(Input material)

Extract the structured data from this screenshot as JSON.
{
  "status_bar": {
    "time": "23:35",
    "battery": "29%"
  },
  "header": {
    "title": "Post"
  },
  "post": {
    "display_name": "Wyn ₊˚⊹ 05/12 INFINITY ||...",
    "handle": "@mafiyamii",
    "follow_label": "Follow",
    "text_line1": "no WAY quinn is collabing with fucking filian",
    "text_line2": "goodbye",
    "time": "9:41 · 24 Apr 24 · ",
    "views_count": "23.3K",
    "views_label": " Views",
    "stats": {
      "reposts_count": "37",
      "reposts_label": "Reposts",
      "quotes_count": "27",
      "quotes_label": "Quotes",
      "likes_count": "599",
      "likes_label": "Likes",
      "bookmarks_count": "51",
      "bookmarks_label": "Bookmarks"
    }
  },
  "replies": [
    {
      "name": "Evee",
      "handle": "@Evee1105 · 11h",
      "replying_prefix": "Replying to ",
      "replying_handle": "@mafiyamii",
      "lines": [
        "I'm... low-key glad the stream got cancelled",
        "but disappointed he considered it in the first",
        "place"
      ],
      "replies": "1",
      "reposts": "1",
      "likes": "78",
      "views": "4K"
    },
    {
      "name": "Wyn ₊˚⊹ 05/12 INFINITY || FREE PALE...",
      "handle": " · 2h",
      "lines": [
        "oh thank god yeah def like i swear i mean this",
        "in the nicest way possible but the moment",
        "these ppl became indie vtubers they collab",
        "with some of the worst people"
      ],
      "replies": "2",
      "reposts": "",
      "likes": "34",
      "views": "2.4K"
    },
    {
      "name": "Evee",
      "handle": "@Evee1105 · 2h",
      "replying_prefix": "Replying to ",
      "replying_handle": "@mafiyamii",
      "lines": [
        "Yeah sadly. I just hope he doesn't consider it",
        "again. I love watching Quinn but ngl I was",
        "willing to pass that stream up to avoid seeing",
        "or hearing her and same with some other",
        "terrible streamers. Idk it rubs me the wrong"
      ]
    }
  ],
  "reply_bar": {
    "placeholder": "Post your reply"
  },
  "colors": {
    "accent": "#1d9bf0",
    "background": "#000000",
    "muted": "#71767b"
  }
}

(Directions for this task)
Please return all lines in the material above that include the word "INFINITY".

(Task solution)
    "display_name": "Wyn ₊˚⊹ 05/12 INFINITY ||...",
      "name": "Wyn ₊˚⊹ 05/12 INFINITY || FREE PALE...",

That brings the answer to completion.